And day before yesterday, Google launched Tez.

Why I prefer UPI to e-wallets

The biggest takeaway is the ease of transaction. You can connect more than one bank to the app; and payments go directly from your bank account. No more multiple movements of money from one place to another.

Another reason is in e-wallets, sender and receiver should have same app. I can't transfer money from my Paytm to a MobiKwik user. But in the case of UPI, any two people who have UPI can transfer money to each other irrespective of the app they use. So transfer from PhonePe user to a user of Bhim or Tez is possible if sender knows the UPI ID

PhonePe should have been quite popular by now. Unlike Bhim and Google Tez you can pay for many utility services from the app.

My gut feeling is that UPI is way forward for now. Only that the apps need to have features on them.

What is your UPI ID?

Most importantly, retail stores, pharmacies, utility services, and any other place where people need to make payment, have to publicize their UPI ID, so that payments can be made easily.

It's very easy to get one. It's like an email ID, which I need if I need to send you a mail.

Download PhonePe, or Bhim or Google Tez.

Your phone number is verified. Then you need to link one of your banks. Then, you get a UPI ID for that particular app. If it's PhonePe, it's usually your phone number@ybl; it is if Bhim it's phone number@upi; if it's Tez, it's your Gmail ID@ok(name of the bank which you have linked).

If some one has to pay you money; just provide them your UPI ID, and ask them to open a UPI account.

Money transfer can't easier than this. It's all transparent and accounted. No problem of getting change.
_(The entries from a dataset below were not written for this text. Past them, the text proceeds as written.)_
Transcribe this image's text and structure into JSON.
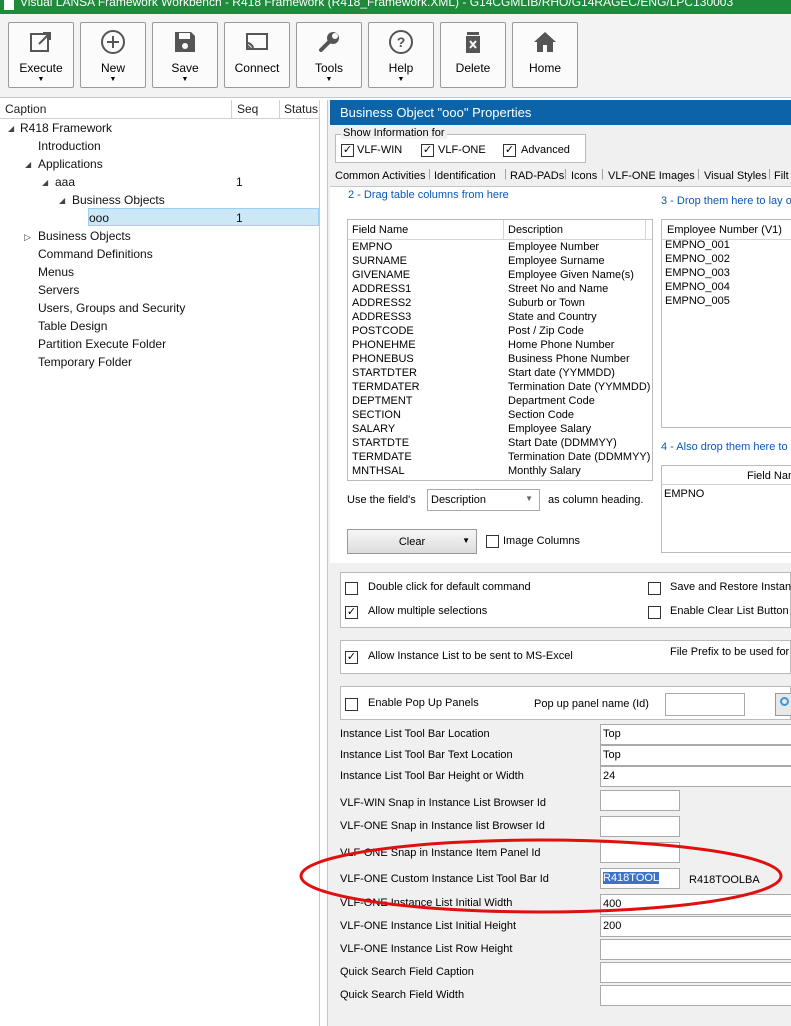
{
  "window": {
    "title": "Visual LANSA Framework Workbench - R418 Framework (R418_Framework.XML) - G14CGMLIB/RHO/G14RAGEC/ENG/LPC130003"
  },
  "toolbar": {
    "buttons": [
      {
        "label": "Execute",
        "icon": "execute-icon",
        "has_dropdown": true
      },
      {
        "label": "New",
        "icon": "plus-circle-icon",
        "has_dropdown": true
      },
      {
        "label": "Save",
        "icon": "floppy-disk-icon",
        "has_dropdown": true
      },
      {
        "label": "Connect",
        "icon": "cast-icon",
        "has_dropdown": false
      },
      {
        "label": "Tools",
        "icon": "wrench-icon",
        "has_dropdown": true
      },
      {
        "label": "Help",
        "icon": "question-circle-icon",
        "has_dropdown": true
      },
      {
        "label": "Delete",
        "icon": "trash-icon",
        "has_dropdown": false
      },
      {
        "label": "Home",
        "icon": "house-icon",
        "has_dropdown": false
      }
    ]
  },
  "tree": {
    "columns": [
      "Caption",
      "Seq",
      "Status"
    ],
    "nodes": [
      {
        "label": "R418 Framework",
        "seq": ""
      },
      {
        "label": "Introduction",
        "seq": ""
      },
      {
        "label": "Applications",
        "seq": ""
      },
      {
        "label": "aaa",
        "seq": "1"
      },
      {
        "label": "Business Objects",
        "seq": ""
      },
      {
        "label": "ooo",
        "seq": "1"
      },
      {
        "label": "Business Objects",
        "seq": ""
      },
      {
        "label": "Command Definitions",
        "seq": ""
      },
      {
        "label": "Menus",
        "seq": ""
      },
      {
        "label": "Servers",
        "seq": ""
      },
      {
        "label": "Users, Groups and Security",
        "seq": ""
      },
      {
        "label": "Table Design",
        "seq": ""
      },
      {
        "label": "Partition Execute Folder",
        "seq": ""
      },
      {
        "label": "Temporary Folder",
        "seq": ""
      }
    ]
  },
  "panel": {
    "title": "Business Object \"ooo\" Properties",
    "show_info": {
      "legend": "Show Information for",
      "options": [
        {
          "label": "VLF-WIN",
          "checked": true
        },
        {
          "label": "VLF-ONE",
          "checked": true
        },
        {
          "label": "Advanced",
          "checked": true
        }
      ]
    },
    "tabs": [
      "Common Activities",
      "Identification",
      "RAD-PADs",
      "Icons",
      "VLF-ONE Images",
      "Visual Styles",
      "Filt"
    ],
    "step2": "2 - Drag table columns from here",
    "step3": "3 - Drop them here to lay o",
    "step4": "4 - Also drop them here to d",
    "fields": {
      "headers": [
        "Field Name",
        "Description"
      ],
      "rows": [
        [
          "EMPNO",
          "Employee Number"
        ],
        [
          "SURNAME",
          "Employee Surname"
        ],
        [
          "GIVENAME",
          "Employee Given Name(s)"
        ],
        [
          "ADDRESS1",
          "Street No and Name"
        ],
        [
          "ADDRESS2",
          "Suburb or Town"
        ],
        [
          "ADDRESS3",
          "State and Country"
        ],
        [
          "POSTCODE",
          "Post / Zip Code"
        ],
        [
          "PHONEHME",
          "Home Phone Number"
        ],
        [
          "PHONEBUS",
          "Business Phone Number"
        ],
        [
          "STARTDTER",
          "Start date (YYMMDD)"
        ],
        [
          "TERMDATER",
          "Termination Date (YYMMDD)"
        ],
        [
          "DEPTMENT",
          "Department Code"
        ],
        [
          "SECTION",
          "Section Code"
        ],
        [
          "SALARY",
          "Employee Salary"
        ],
        [
          "STARTDTE",
          "Start Date (DDMMYY)"
        ],
        [
          "TERMDATE",
          "Termination Date (DDMMYY)"
        ],
        [
          "MNTHSAL",
          "Monthly Salary"
        ]
      ]
    },
    "preview": {
      "header": "Employee Number (V1)",
      "rows": [
        "EMPNO_001",
        "EMPNO_002",
        "EMPNO_003",
        "EMPNO_004",
        "EMPNO_005"
      ]
    },
    "drop2": {
      "header": "Field Nam",
      "rows": [
        "EMPNO"
      ]
    },
    "use_field_label": "Use the field's",
    "use_field_value": "Description",
    "use_field_suffix": "as column heading.",
    "clear_label": "Clear",
    "image_columns": "Image Columns",
    "options": {
      "double_click": "Double click for default command",
      "allow_multiple": "Allow multiple selections",
      "save_restore": "Save and Restore Instan",
      "enable_clear": "Enable Clear List Button",
      "allow_excel": "Allow Instance List to be sent to MS-Excel",
      "file_prefix": "File Prefix to be used for",
      "enable_popup": "Enable Pop Up Panels",
      "popup_name": "Pop up panel name (Id)"
    },
    "properties": [
      {
        "label": "Instance List Tool Bar Location",
        "value": "Top"
      },
      {
        "label": "Instance List Tool Bar Text Location",
        "value": "Top"
      },
      {
        "label": "Instance List Tool Bar Height or Width",
        "value": "24"
      },
      {
        "label": "VLF-WIN Snap in Instance List Browser Id",
        "value": ""
      },
      {
        "label": "VLF-ONE Snap in Instance list Browser Id",
        "value": ""
      },
      {
        "label": "VLF-ONE Snap in Instance Item Panel Id",
        "value": ""
      },
      {
        "label": "VLF-ONE Custom Instance List Tool Bar Id",
        "value": "R418TOOL"
      },
      {
        "label": "VLF-ONE Instance List Initial Width",
        "value": "400"
      },
      {
        "label": "VLF-ONE Instance List Initial Height",
        "value": "200"
      },
      {
        "label": "VLF-ONE Instance List Row Height",
        "value": ""
      },
      {
        "label": "Quick Search Field Caption",
        "value": ""
      },
      {
        "label": "Quick Search Field Width",
        "value": ""
      }
    ],
    "toolbar_note": "R418TOOLBA"
  },
  "annotation": {
    "color": "#e01010"
  },
  "colors": {
    "header": "#0d63a7",
    "title_bar": "#1f8a3c",
    "selection": "#cce8f7",
    "link": "#0a58b5"
  }
}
Go digital. Know not just where money is coming from, know also where it is going to.

Monday, September 11, 2017

Why you can't begin a sentence with "Due to"

One of the tasks of journalists is to get facts and the language right.

We need to get the facts right, for obvious reasons. We need to get the language right, because a wrong preposition or a phrase or a punctuation or a word can even alter the meaning of a sentence.

If there is a mistake in language, it might essentially amount to getting the fact wrong.

Even after so many years in the profession of journalism, I keep looking up the dictionary and renowned publications every day with doubts regarding a word or a phrase. It's always a learning experience, and I thought I must make it a practice to put out here in the blog what I learn. The last time I blogged on "Language" was in 2007.

There is this endless debate on the difference between "due to" and "owing to". Though many believe that the two are synonymous, many puritans aren't amused if one is used in the place of the other.

Here's what I have learnt:

Due to:
  • It means "caused by"
  • Never begin a sentence with "due to". Actually you can't.
  • The right place where it's used is after variations of the verb "to be", like "is", "was", "are", "were".
For example:
  • His absence was due to illness
  • His success was due to hardwork
  • The cancellation of the concert was due to rain
Notice here:
  • You cannot rephrase these sentences by starting them with "Due to".
  • The sentences are incomplete if you cut off the portion from 'due to'. 
Owing to
  • It means "because of"
  • You can begin a sentence with "owing to".
  • Before 'owing to' you don't have "is", "was", "are", or "were", instead you have a noun, or something that describes the noun.

    For example:
  • He was absent owing to illness
  • He was successful owing to sheer hardwork
  • The concert was cancelled owing to the rain
Notice here:
  • You can rephrase these sentences by starting them with "Owing to".
  • The sentences are complete if you cut off the portion from 'owing to'. 
This is the reason you can't begin a sentence with "Due to".